#### Data ####
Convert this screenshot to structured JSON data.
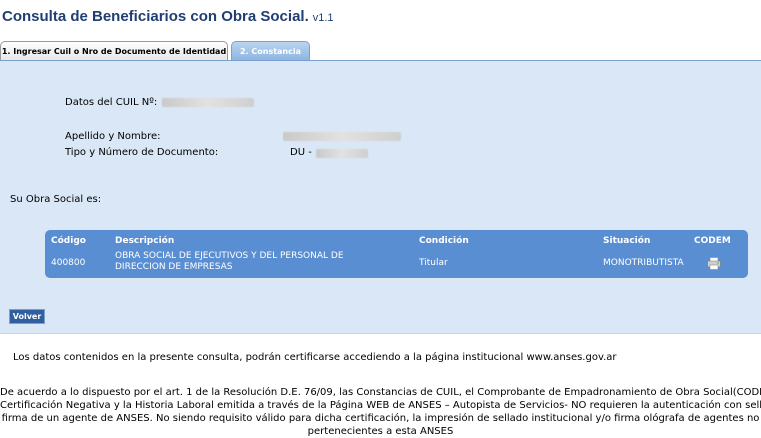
{
  "header": {
    "title": "Consulta de Beneficiarios con Obra Social.",
    "version": "v1.1"
  },
  "tabs": [
    {
      "label": "1. Ingresar Cuil o Nro de Documento de Identidad"
    },
    {
      "label": "2. Constancia"
    }
  ],
  "form": {
    "cuil_label": "Datos del CUIL Nº:",
    "name_label": "Apellido y Nombre:",
    "doc_label": "Tipo y Número de Documento:",
    "doc_prefix": "DU -",
    "obra_label": "Su Obra Social es:"
  },
  "table": {
    "headers": {
      "codigo": "Código",
      "descripcion": "Descripción",
      "condicion": "Condición",
      "situacion": "Situación",
      "codem": "CODEM"
    },
    "row": {
      "codigo": "400800",
      "descripcion_1": "OBRA SOCIAL DE EJECUTIVOS Y DEL PERSONAL DE",
      "descripcion_2": "DIRECCION DE EMPRESAS",
      "condicion": "Titular",
      "situacion": "MONOTRIBUTISTA",
      "codem_icon": "printer-icon"
    }
  },
  "buttons": {
    "volver": "Volver"
  },
  "footer": {
    "info": "Los datos contenidos en la presente consulta, podrán certificarse accediendo a la página institucional www.anses.gov.ar",
    "legal_1": "De acuerdo a lo dispuesto por el art. 1 de la Resolución D.E. 76/09, las Constancias de CUIL, el Comprobante de Empadronamiento de Obra Social(CODEM),",
    "legal_2": "Certificación Negativa y la Historia Laboral emitida a través de la Página WEB de ANSES – Autopista de Servicios- NO requieren la autenticación con sello y",
    "legal_3": "firma de un agente de ANSES. No siendo requisito válido para dicha certificación, la impresión de sellado institucional y/o firma ológrafa de agentes no",
    "legal_4": "pertenecientes a esta ANSES"
  },
  "colors": {
    "accent": "#5a8ed2",
    "title": "#1f3f74",
    "panel": "#d9e7f6"
  }
}
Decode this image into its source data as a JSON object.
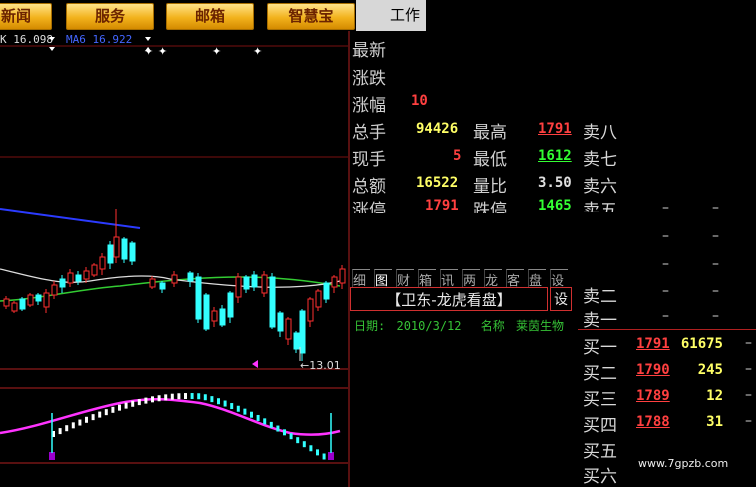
{
  "nav": {
    "items": [
      "新闻",
      "服务",
      "邮箱",
      "智慧宝"
    ],
    "workarea": "工作区"
  },
  "chart": {
    "ma_label1": "K 16.098",
    "ma_label2": "MA6  16.922",
    "low_marker": "←13.01",
    "colors": {
      "up": "#ff3030",
      "down": "#33ffff",
      "ma_long": "#2b3bff",
      "ma_mid": "#33cc33",
      "ma_short": "#dddddd",
      "macd": "#ff33ff"
    }
  },
  "quote": {
    "left_labels": [
      "最新",
      "涨跌",
      "涨幅",
      "总手",
      "现手",
      "总额",
      "涨停"
    ],
    "left_values": [
      "",
      "",
      "10",
      "94426",
      "5",
      "16522",
      "1791"
    ],
    "mid_labels": [
      "最高",
      "最低",
      "量比",
      "跌停"
    ],
    "mid_values": [
      "1791",
      "1612",
      "3.50",
      "1465"
    ]
  },
  "tabs": [
    "细",
    "图",
    "财",
    "箱",
    "讯",
    "两",
    "龙",
    "客",
    "盘",
    "设"
  ],
  "panel": {
    "title": "【卫东-龙虎看盘】",
    "settings": "设",
    "date_label": "日期:",
    "date": "2010/3/12",
    "name_label": "名称",
    "name": "莱茵生物"
  },
  "orderbook": {
    "sell_labels": [
      "卖八",
      "卖七",
      "卖六",
      "卖五",
      "",
      "",
      "卖二",
      "卖一"
    ],
    "buy": [
      {
        "label": "买一",
        "price": "1791",
        "vol": "61675"
      },
      {
        "label": "买二",
        "price": "1790",
        "vol": "245"
      },
      {
        "label": "买三",
        "price": "1789",
        "vol": "12"
      },
      {
        "label": "买四",
        "price": "1788",
        "vol": "31"
      },
      {
        "label": "买五",
        "price": "",
        "vol": ""
      },
      {
        "label": "买六",
        "price": "",
        "vol": ""
      }
    ],
    "dash": "–"
  },
  "watermark": "www.7gpzb.com"
}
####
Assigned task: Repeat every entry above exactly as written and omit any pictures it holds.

Solved problem:
Convert this screenshot to structured JSON data.
{
  "header": {
    "title": "Consulta de Beneficiarios con Obra Social.",
    "version": "v1.1"
  },
  "tabs": [
    {
      "label": "1. Ingresar Cuil o Nro de Documento de Identidad"
    },
    {
      "label": "2. Constancia"
    }
  ],
  "form": {
    "cuil_label": "Datos del CUIL Nº:",
    "name_label": "Apellido y Nombre:",
    "doc_label": "Tipo y Número de Documento:",
    "doc_prefix": "DU -",
    "obra_label": "Su Obra Social es:"
  },
  "table": {
    "headers": {
      "codigo": "Código",
      "descripcion": "Descripción",
      "condicion": "Condición",
      "situacion": "Situación",
      "codem": "CODEM"
    },
    "row": {
      "codigo": "400800",
      "descripcion_1": "OBRA SOCIAL DE EJECUTIVOS Y DEL PERSONAL DE",
      "descripcion_2": "DIRECCION DE EMPRESAS",
      "condicion": "Titular",
      "situacion": "MONOTRIBUTISTA",
      "codem_icon": "printer-icon"
    }
  },
  "buttons": {
    "volver": "Volver"
  },
  "footer": {
    "info": "Los datos contenidos en la presente consulta, podrán certificarse accediendo a la página institucional www.anses.gov.ar",
    "legal_1": "De acuerdo a lo dispuesto por el art. 1 de la Resolución D.E. 76/09, las Constancias de CUIL, el Comprobante de Empadronamiento de Obra Social(CODEM),",
    "legal_2": "Certificación Negativa y la Historia Laboral emitida a través de la Página WEB de ANSES – Autopista de Servicios- NO requieren la autenticación con sello y",
    "legal_3": "firma de un agente de ANSES. No siendo requisito válido para dicha certificación, la impresión de sellado institucional y/o firma ológrafa de agentes no",
    "legal_4": "pertenecientes a esta ANSES"
  },
  "colors": {
    "accent": "#5a8ed2",
    "title": "#1f3f74",
    "panel": "#d9e7f6"
  }
}
Decode this image into its source data as a JSON object.
{
  "nav": {
    "items": [
      "新闻",
      "服务",
      "邮箱",
      "智慧宝"
    ],
    "workarea": "工作区"
  },
  "chart": {
    "ma_label1": "K 16.098",
    "ma_label2": "MA6  16.922",
    "low_marker": "←13.01",
    "colors": {
      "up": "#ff3030",
      "down": "#33ffff",
      "ma_long": "#2b3bff",
      "ma_mid": "#33cc33",
      "ma_short": "#dddddd",
      "macd": "#ff33ff"
    }
  },
  "quote": {
    "left_labels": [
      "最新",
      "涨跌",
      "涨幅",
      "总手",
      "现手",
      "总额",
      "涨停"
    ],
    "left_values": [
      "",
      "",
      "10",
      "94426",
      "5",
      "16522",
      "1791"
    ],
    "mid_labels": [
      "最高",
      "最低",
      "量比",
      "跌停"
    ],
    "mid_values": [
      "1791",
      "1612",
      "3.50",
      "1465"
    ]
  },
  "tabs": [
    "细",
    "图",
    "财",
    "箱",
    "讯",
    "两",
    "龙",
    "客",
    "盘",
    "设"
  ],
  "panel": {
    "title": "【卫东-龙虎看盘】",
    "settings": "设",
    "date_label": "日期:",
    "date": "2010/3/12",
    "name_label": "名称",
    "name": "莱茵生物"
  },
  "orderbook": {
    "sell_labels": [
      "卖八",
      "卖七",
      "卖六",
      "卖五",
      "",
      "",
      "卖二",
      "卖一"
    ],
    "buy": [
      {
        "label": "买一",
        "price": "1791",
        "vol": "61675"
      },
      {
        "label": "买二",
        "price": "1790",
        "vol": "245"
      },
      {
        "label": "买三",
        "price": "1789",
        "vol": "12"
      },
      {
        "label": "买四",
        "price": "1788",
        "vol": "31"
      },
      {
        "label": "买五",
        "price": "",
        "vol": ""
      },
      {
        "label": "买六",
        "price": "",
        "vol": ""
      }
    ],
    "dash": "–"
  },
  "watermark": "www.7gpzb.com"
}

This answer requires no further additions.